  • Should everyone be tested for trace minerals?

    It is not generally necessary. Most people in the United Kingdom who eat a balanced diet containing a wide variety of foods will obtain a sufficient amounts of trace elements in their diet.

  • How long will it take to get the results of my test?

    Trace element tests, with the exception of iron tests, are not performed on a routine basis. They are frequently performed at a reference laboratory, so the results are likely to take several days.

  • Should I take mineral supplements?

    Talk to your doctor about taking supplements. If you are deficient, they may be of benefit to you, but taking large doses of most trace elements over time can increase your risk of toxicity. Those who take excess zinc can inhibit their use of copper. People who store excess iron or copper in their bodies must restrict and monitor their intake of these elements as the accumulation can damage tissues and organs.

  • What other minerals are required by the body?

    Macrominerals are minerals that are required in greater amounts by the body than trace minerals.
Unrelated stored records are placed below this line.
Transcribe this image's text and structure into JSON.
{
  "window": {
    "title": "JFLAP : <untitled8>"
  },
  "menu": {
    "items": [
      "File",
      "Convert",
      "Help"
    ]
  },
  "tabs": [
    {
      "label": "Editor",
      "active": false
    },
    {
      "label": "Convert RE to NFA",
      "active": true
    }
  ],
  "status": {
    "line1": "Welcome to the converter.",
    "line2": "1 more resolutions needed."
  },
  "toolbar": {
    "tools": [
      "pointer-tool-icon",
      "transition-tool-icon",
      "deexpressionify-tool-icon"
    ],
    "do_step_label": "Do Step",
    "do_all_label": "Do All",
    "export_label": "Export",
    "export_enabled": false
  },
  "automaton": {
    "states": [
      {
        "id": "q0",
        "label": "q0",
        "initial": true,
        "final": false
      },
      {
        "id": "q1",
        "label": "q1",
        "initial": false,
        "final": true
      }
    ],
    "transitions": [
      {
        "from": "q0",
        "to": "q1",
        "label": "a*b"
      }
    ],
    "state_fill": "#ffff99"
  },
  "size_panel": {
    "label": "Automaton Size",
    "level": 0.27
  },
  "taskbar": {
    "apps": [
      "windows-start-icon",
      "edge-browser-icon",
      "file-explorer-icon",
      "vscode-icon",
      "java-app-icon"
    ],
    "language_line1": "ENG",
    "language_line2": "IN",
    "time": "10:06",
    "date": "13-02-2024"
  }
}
They include sodium, potassium, calcium, magnesium, chloride, and phosphorus. Some also include sulphur in this category.

  • What other micronutrients are required by the body?

    Micronutrients include trace elements, the fat-soluble vitamins A, D, E, and K, and the water-soluble vitamins C and B complex (biotin, folate, niacin, pantothenic acid, riboflavin, thiamin, B6 and B12).